“If the law was saying, ‘Well, you can’t talk about abortion in class,’ that is clearly a violation of free speech and would be most likely thrown out by the Supreme Court, if not just the Supreme Court of Idaho,” he said. “It’s leading to self-censorship.”
Crook, a professor of Nez Perce language, said in one class he teaches, about two thirds of students were aware of the controversy, including some who were approached by people outside the school during a recent conference.
“A bunch of people came up and talked to them, and they were actually embarrassed for the college because of decisions that were made,” he said. “They felt like it was censorship.”
Crook said protecting academic freedom is foundational to everything he and his colleagues do. The ability to learn from a broad range of perspectives, he said, is essential.
“Academic freedom doesn’t give us license to indoctrinate students,” he said. “But, it gives us license to choose our content and basically how we teach.”
Claire Davis, a professor emerita of creative writing who taught at the college for 25 years, said she was appalled to learn the art was being censored.
“I understand their legal considerations,” she said. “But, I think there’s a point where a college or the universities and institutions of higher education have a higher duty to protect free expression, to protect the arts, to protect culture, protect people.”
Because of Idaho’s law, Davis said, state employees could risk fines, loss of funding, and even jail time if they don’t self-censor.
Today there are also fewer faculty with tenure, which provides some job security, she said. That makes it much riskier for untenured faculty and staff to speak on the issue without fear of losing their jobs or other repercussions.
If any mention of abortion is allowed to be censored, Davis said, that also means that people working for the state could face negative consequences for even talking about their experience with abortion.
Censorship also could affect artists and writers outside the college and people who are not direct state employees, she said.

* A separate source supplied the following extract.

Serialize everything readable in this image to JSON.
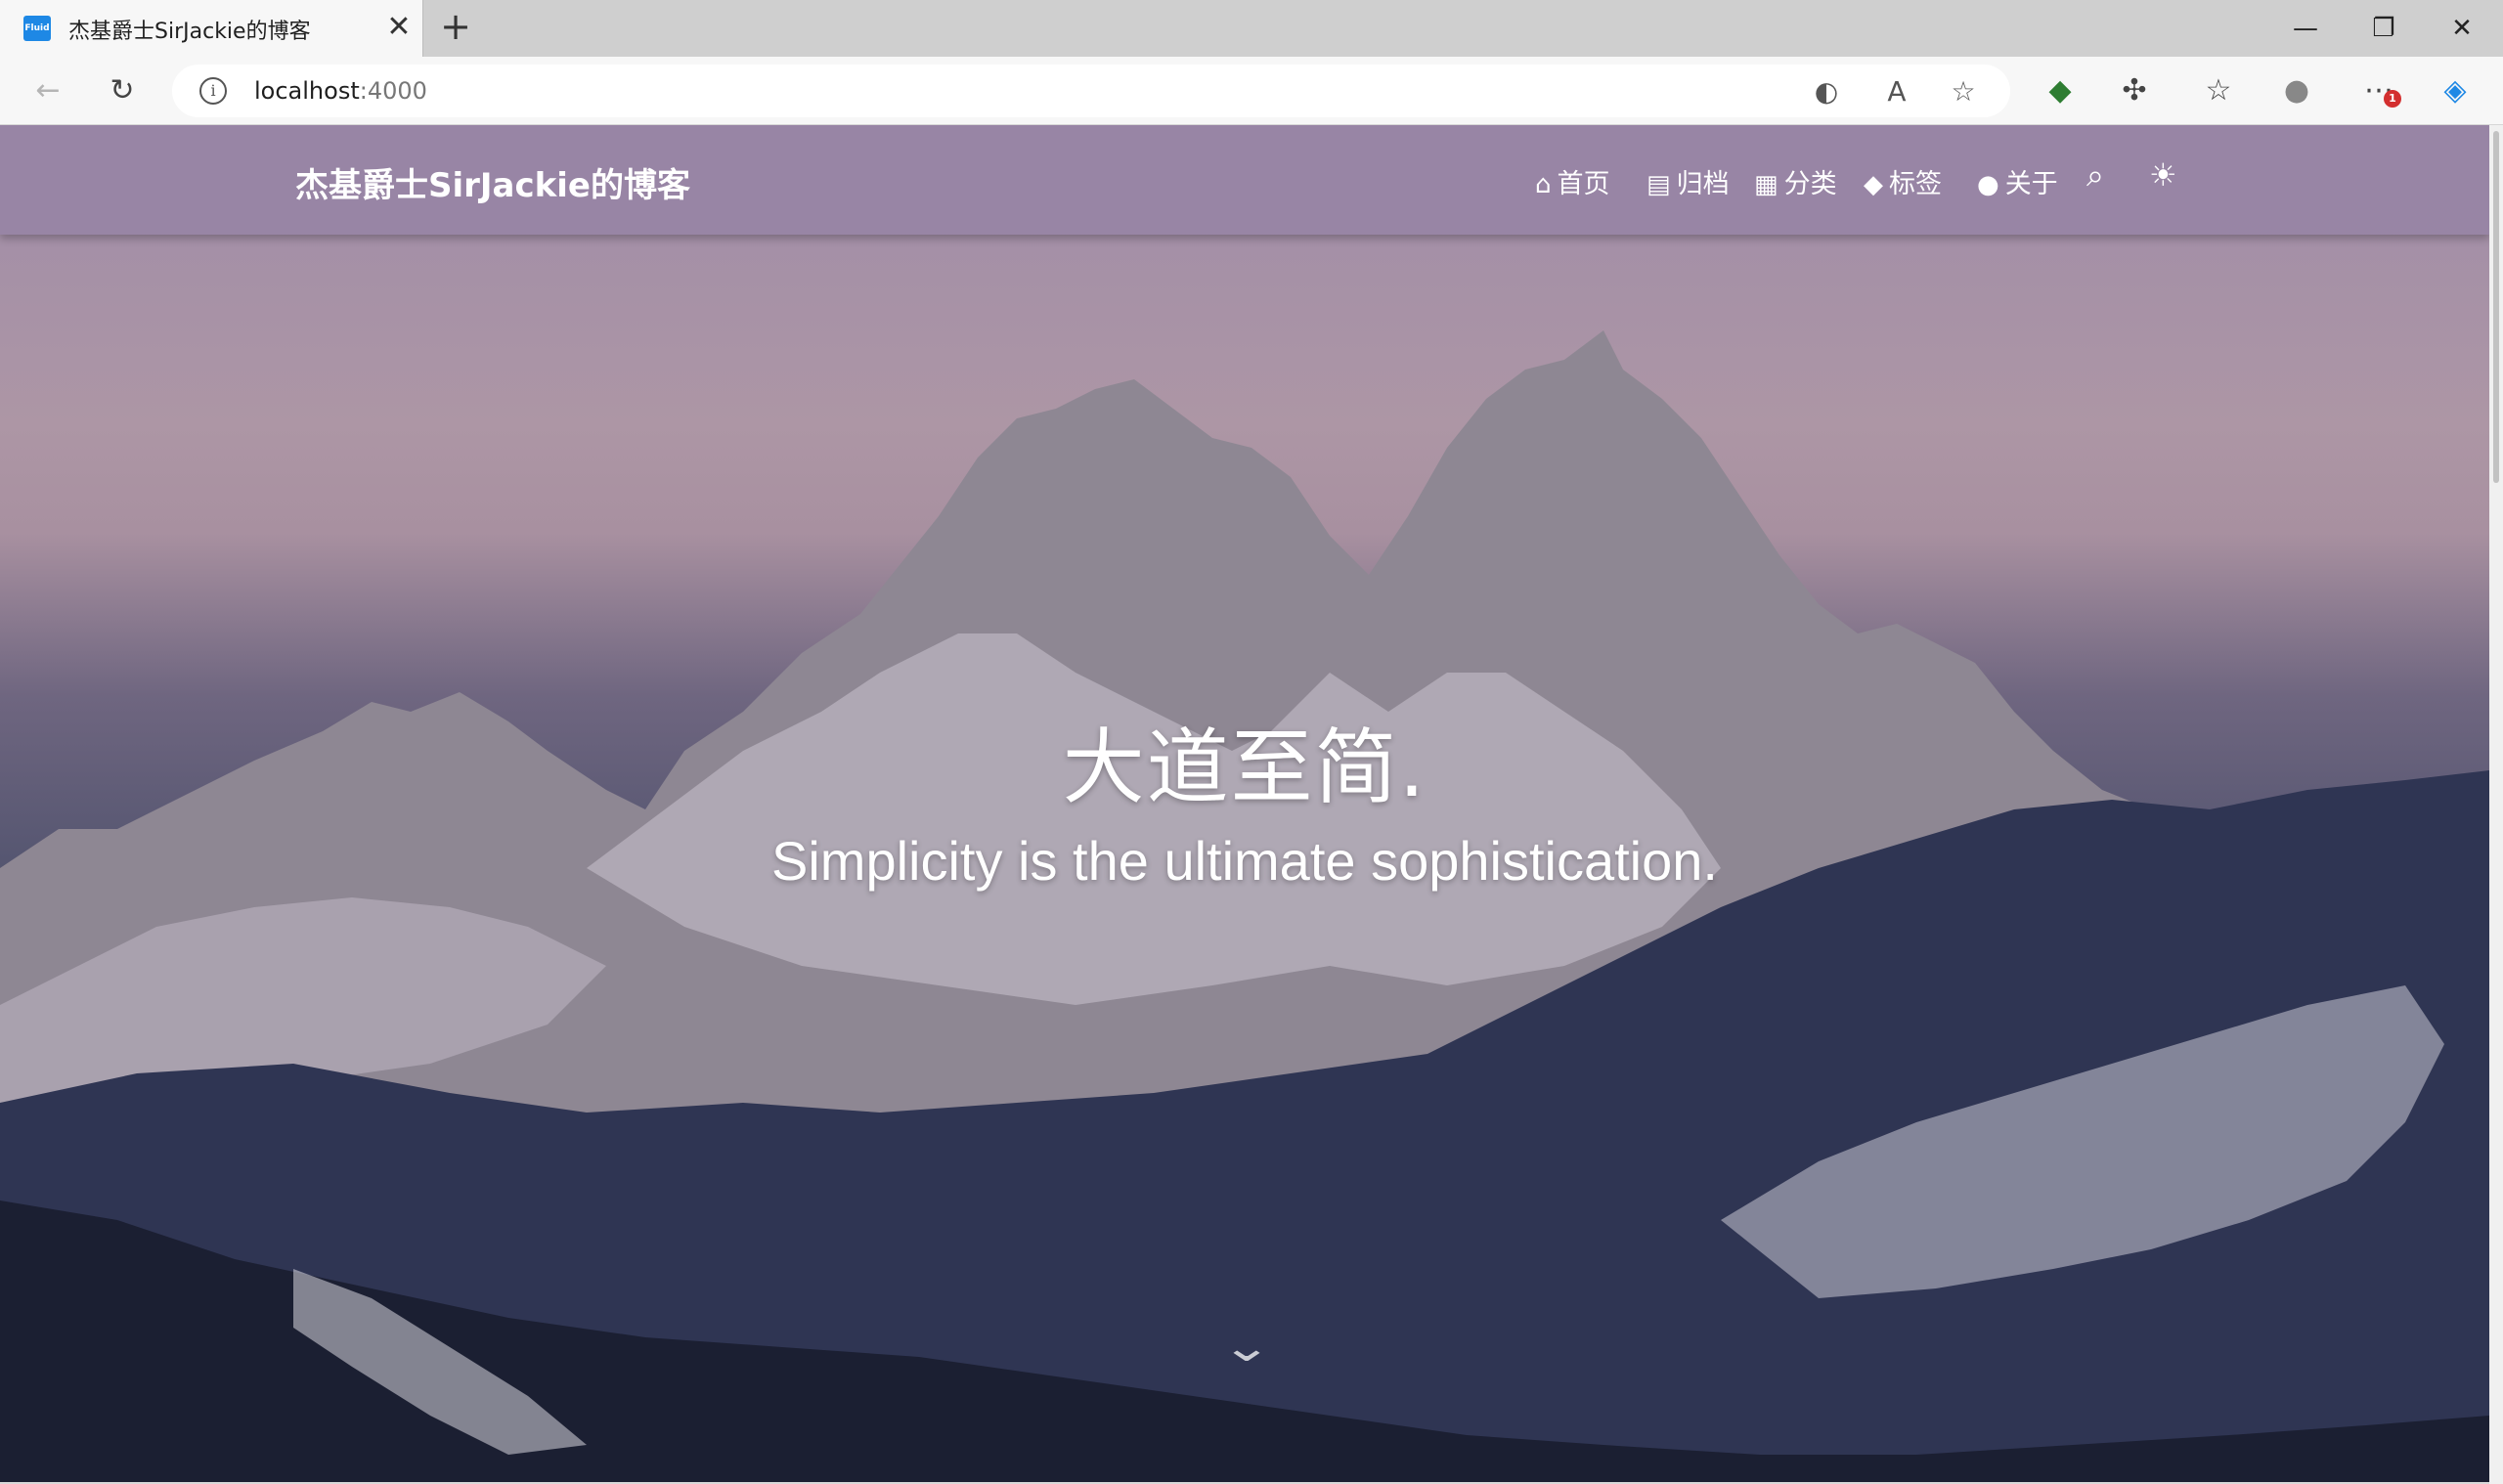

“Say I want to publish a story out of university press,” she said. “State money often funds a portion of those literary presses. That means that literary presses can’t publish writing that deals with subjects like abortion.”
Fred Deibel, a retired art professor, said he was disappointed but unsurprised to learn that the artwork was pulled. He also knows it’s risky for many employees to speak about it. Some fear state legislators could choose to pull funding if the college pushes back too much, he said.
Deibel said he wishes viewers had the chance to decide for themselves about the artwork and how it relates to their lives.
“It’s gonna affect everybody around them,” he said. “That’s the sad part. It does affect the state, and the community, and (censorship) doesn’t let people make up their own mind.”
Davis said she’s heard the most concern from other former faculty in arts and humanities but thinks the move should worry anyone at the college.
Part of the function of art, Davis said, is to help people have difficult discussions about their differences and come to an understanding.
“The arts are a dialogue that goes across cultures, across centuries,” she said.
When contacted by the Tribune last week, an LCSC spokesperson shared a statement confirming some art was omitted from the exhibition.
“After obtaining legal advice, per Idaho Code Section 18-8705, some of the proposed exhibits could not be included in the exhibition,” Communications Director Logan Fowler said via email.
Two pieces by the artists Michelle Hartney and Lydia Noble originally planned for LCSC’s exhibit are now on display in Chicago at the Weinberg/Newton Gallery as part of their abortion-centered exhibition, “For Those Without Choice,” in partnership with Planned Parenthood of Illinois.
Sun may be contacted at firstname.lastname@example.org or on Twitter at @Rachel_M_Sun. This report is made in partnership with Northwest Public Broadcasting, the Lewiston Tribune and the Moscow-Pullman Daily News.